British unemployment stayed at 4% today with claimant counts being revised lower than expected. Construction output in the EU was not as upbeat, coming in lower than estimates. Thursday will see the EU PMI numbers come out which have been slowing down to the 50 range over the past 6 months (a number below 50 denotes a contraction). As Germany is flirting with a technical recession and Brexit looming, it will be important to see how the EU is affected by these trends. Some countries are better prepared for a slowdown (US) or have the ability to take decisive action fiscally and monetarily (UK), the Eurozone could struggle with the sense of unity and political will to counteract a slowdown.
US monetary policy:
As mentioned, the Fed has been raising rates in the past and now stands in a holding pattern to monitor the slowing growth around the globe. On Wednesday the FOMC minutes should shed some light on the recent trend towards monitoring the impact of past rate increases. An important measure is the change (if any) on the balance sheet reduction program.
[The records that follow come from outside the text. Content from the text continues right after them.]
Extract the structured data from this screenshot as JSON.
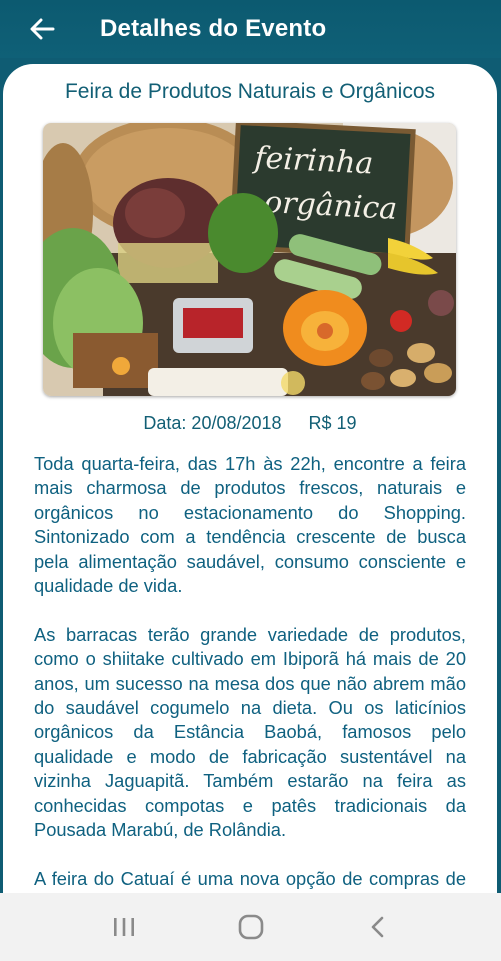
{
  "appbar": {
    "title": "Detalhes do Evento",
    "back_icon": "arrow-left-icon"
  },
  "event": {
    "title": "Feira de Produtos Naturais e Orgânicos",
    "image_sign_text": [
      "feirinha",
      "orgânica"
    ],
    "date_label": "Data: 20/08/2018",
    "price_label": "R$ 19",
    "description": [
      "Toda quarta-feira, das 17h às 22h, encontre a feira mais charmosa de produtos frescos, naturais e orgânicos no estacionamento do Shopping. Sintonizado com a tendência crescente de busca pela alimentação saudável, consumo consciente e qualidade de vida.",
      "As barracas terão grande variedade de produtos, como o shiitake cultivado em Ibiporã há mais de 20 anos, um sucesso na mesa dos que não abrem mão do saudável cogumelo na dieta. Ou os laticínios orgânicos da Estância Baobá, famosos pelo qualidade e modo de fabricação sustentável na vizinha Jaguapitã. Também estarão na feira as conhecidas compotas e patês tradicionais da Pousada Marabú, de Rolândia.",
      "A feira do Catuaí é uma nova opção de compras de produtos que não são facilmente encontrados"
    ]
  },
  "navbar": {
    "recents_icon": "recent-apps-icon",
    "home_icon": "home-icon",
    "back_icon": "back-chevron-icon"
  },
  "colors": {
    "appbar": "#0f5c73",
    "text_primary": "#125f75",
    "card": "#ffffff",
    "navbar": "#f2f2f2"
  }
}
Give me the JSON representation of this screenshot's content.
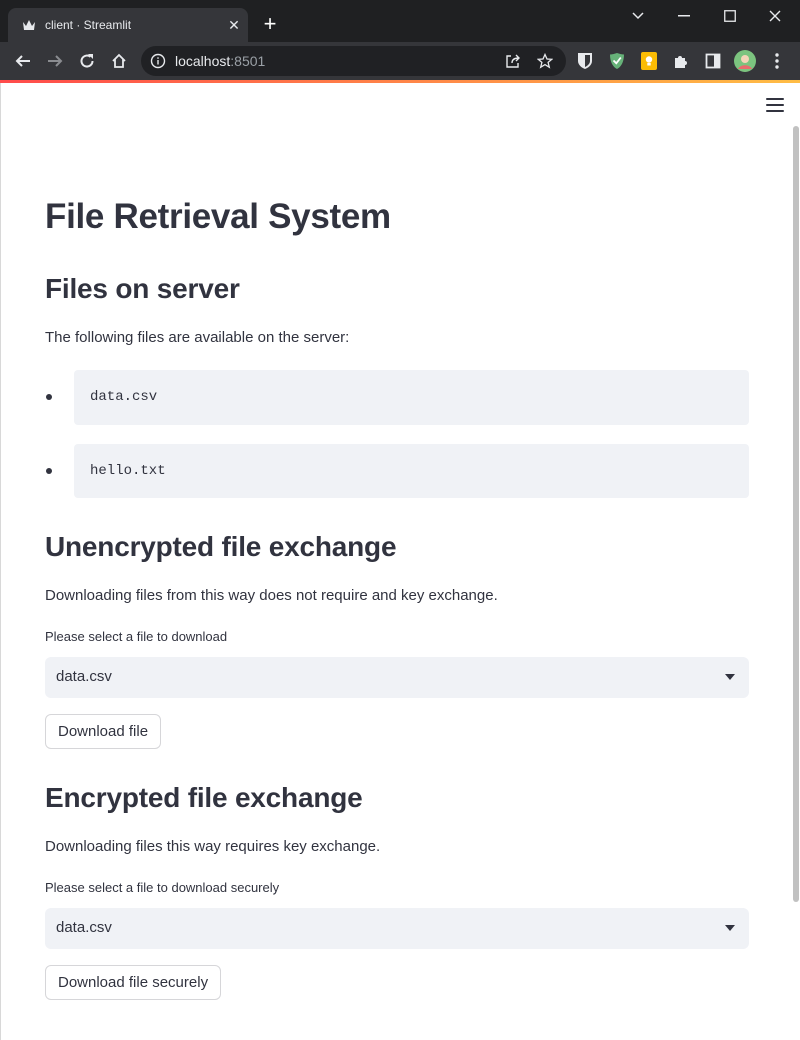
{
  "browser": {
    "tab": {
      "title": "client · Streamlit"
    },
    "address_bar": {
      "host": "localhost",
      "port": ":8501"
    }
  },
  "page": {
    "title": "File Retrieval System",
    "files_section": {
      "heading": "Files on server",
      "description": "The following files are available on the server:",
      "files": [
        "data.csv",
        "hello.txt"
      ]
    },
    "unencrypted_section": {
      "heading": "Unencrypted file exchange",
      "description": "Downloading files from this way does not require and key exchange.",
      "select_label": "Please select a file to download",
      "selected_value": "data.csv",
      "button_label": "Download file"
    },
    "encrypted_section": {
      "heading": "Encrypted file exchange",
      "description": "Downloading files this way requires key exchange.",
      "select_label": "Please select a file to download securely",
      "selected_value": "data.csv",
      "button_label": "Download file securely"
    }
  },
  "colors": {
    "text": "#31333f",
    "code_bg": "#f0f2f6",
    "chrome_dark": "#1f2022",
    "chrome_toolbar": "#35363a",
    "accent_gradient_start": "#ff4b4b",
    "accent_gradient_end": "#ffbd45"
  },
  "icons": {
    "tab_favicon": "streamlit-crown-icon",
    "toolbar": [
      "back-icon",
      "forward-icon",
      "reload-icon",
      "home-icon",
      "info-icon",
      "share-icon",
      "star-icon"
    ],
    "extensions": [
      "bitwarden-shield-icon",
      "adguard-shield-icon",
      "keep-note-icon",
      "puzzle-icon",
      "side-panel-icon",
      "profile-avatar-icon",
      "kebab-menu-icon"
    ],
    "app_menu": "hamburger-menu-icon"
  }
}
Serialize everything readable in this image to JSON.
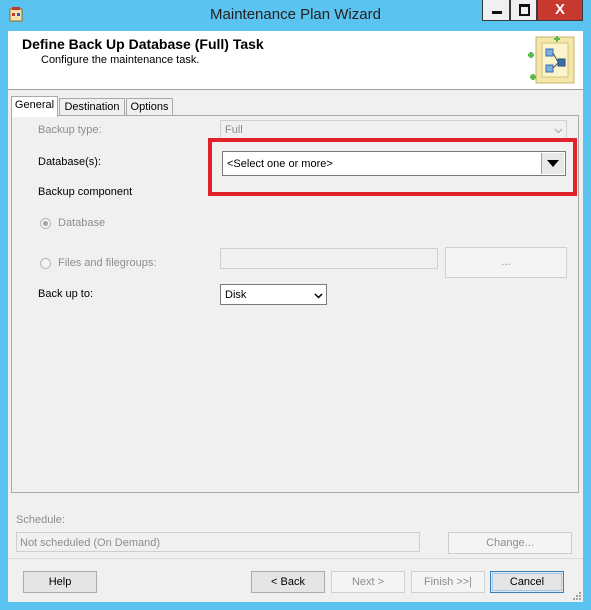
{
  "window": {
    "title": "Maintenance Plan Wizard",
    "controls": {
      "minimize_icon": "minimize-icon",
      "maximize_icon": "maximize-icon",
      "close_glyph": "X"
    }
  },
  "header": {
    "title": "Define Back Up Database (Full) Task",
    "subtitle": "Configure the maintenance task."
  },
  "tabs": [
    {
      "label": "General",
      "active": true
    },
    {
      "label": "Destination",
      "active": false
    },
    {
      "label": "Options",
      "active": false
    }
  ],
  "general": {
    "backup_type_label": "Backup type:",
    "backup_type_value": "Full",
    "databases_label": "Database(s):",
    "databases_value": "<Select one or more>",
    "backup_component_label": "Backup component",
    "radio_database_label": "Database",
    "radio_files_label": "Files and filegroups:",
    "files_browse_label": "...",
    "backup_to_label": "Back up to:",
    "backup_to_value": "Disk"
  },
  "schedule": {
    "label": "Schedule:",
    "value": "Not scheduled (On Demand)",
    "change_label": "Change..."
  },
  "footer": {
    "help_label": "Help",
    "back_label": "< Back",
    "next_label": "Next >",
    "finish_label": "Finish >>|",
    "cancel_label": "Cancel"
  },
  "colors": {
    "window_frame": "#5bc3ef",
    "highlight_box": "#e2222a",
    "close_button": "#c7382f"
  }
}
After buying up $4.5 trillion of assets during the financial crisis to boost liquidity, the Fed has been reducing the amount of assets it holds by about $40bln a month. A change in the level that the Fed sets as neutral will be important to the stability of debt levels and the Dollar.